As a species, we humans seem to have a particular aversion to being in the unknown. Which is strange when you think about it, since being in the unknown does seem to be our natural state, whether we like it or not. We never really know what’s going to happen next, and frequently the most unexpected things do happen.
Most of the world however, wants to maintain an illusion of knowing what will happen next. Many people set up their whole lives so that they can relax into this illusion. You may work for the same company for 30 years, live in the same neighborhood, and feel relatively certain that you will remain in your house forever.
For expats, however, the veil of illusion is more transparent. Particularly for career expats, it is often the case that you don’t know where your next posting will be until shortly before its time to move. You not only don’t know where you’ll live, often you don’t know what the next job posting will be or which school your children will attend.
Here are some tips for living in the unknown and actually making friends with being in this state.
Tip # 1: Approach life with curiosity
This involves looking at your life with what the Zen masters call ‘beginner’s mind’. Instead of worrying about what the future will bring, try cultivating an attitude of, “gee, I wonder what will come next; where will I be led and with whom?” Try living life with true childlike curiosity and wonder.
Tip #2: See the glass as half full instead of half empty.
I know this is easier said than done for some people. Some of us seem to be hard wired to see the negative in a given situation instead of the positive.
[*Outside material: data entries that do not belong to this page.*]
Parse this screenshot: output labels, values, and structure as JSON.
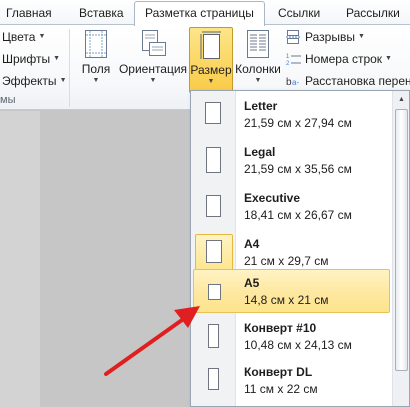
{
  "tabs": [
    {
      "label": "Главная"
    },
    {
      "label": "Вставка"
    },
    {
      "label": "Разметка страницы",
      "active": true
    },
    {
      "label": "Ссылки"
    },
    {
      "label": "Рассылки"
    }
  ],
  "ribbon": {
    "themes": {
      "colors": "Цвета",
      "fonts": "Шрифты",
      "effects": "Эффекты",
      "group_label": "мы"
    },
    "margins_label": "Поля",
    "orientation_label": "Ориентация",
    "size_label": "Размер",
    "columns_label": "Колонки",
    "breaks_label": "Разрывы",
    "line_numbers_label": "Номера строк",
    "hyphenation_label": "Расстановка перено"
  },
  "size_menu": {
    "items": [
      {
        "name": "Letter",
        "dims": "21,59 см x 27,94 см"
      },
      {
        "name": "Legal",
        "dims": "21,59 см x 35,56 см"
      },
      {
        "name": "Executive",
        "dims": "18,41 см x 26,67 см"
      },
      {
        "name": "A4",
        "dims": "21 см x 29,7 см",
        "selected": true
      },
      {
        "name": "A5",
        "dims": "14,8 см x 21 см",
        "highlighted": true
      },
      {
        "name": "Конверт #10",
        "dims": "10,48 см x 24,13 см"
      },
      {
        "name": "Конверт DL",
        "dims": "11 см x 22 см"
      }
    ]
  },
  "colors": {
    "highlight": "#fde58a",
    "arrow": "#e02020"
  },
  "icons": {
    "scroll_up": "triangle-up",
    "dropdown": "triangle-down"
  }
}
If this is true for you, try catching yourself in negative thinking, and when you can, turn it around to imagining a positive scenario.
For example, if there doesn’t seem to be a job for you in the countries of your choice, try going outside the box, do some research, and imagine what could be a positive outcome of living in a country that you hadn’t considered before. You may be surprised at the opportunities you uncover.
Tip #3: Accept yourself right where you are.
Coming to yourself with true acceptance in whatever situation you find yourself is key to a happy life, and particularly to a happy expat life, where so much can be up in the air. Even in the midst of turmoil, see if you can come to yourself with just a bit of compassion, even if you find yourself in the unknown. You might imagine talking to the child part of you from the loving adult part, much as you would talk to your real child. Letting your inner child know that it’s okay, that you as the adult are in charge and will make sure the child is okay, no matter what happens. It’s really about learning to be kind to yourself, which everyone can do with some practice.
Dhyan Summers is the director of Expat Counseling and Coaching Services. She has been a licensed psychotherapist for 35 years. If you’d like a free 30-minute session with Dhyan, visit www.expatcounselingandcoaching.com and hit ‘Book a Free Session.’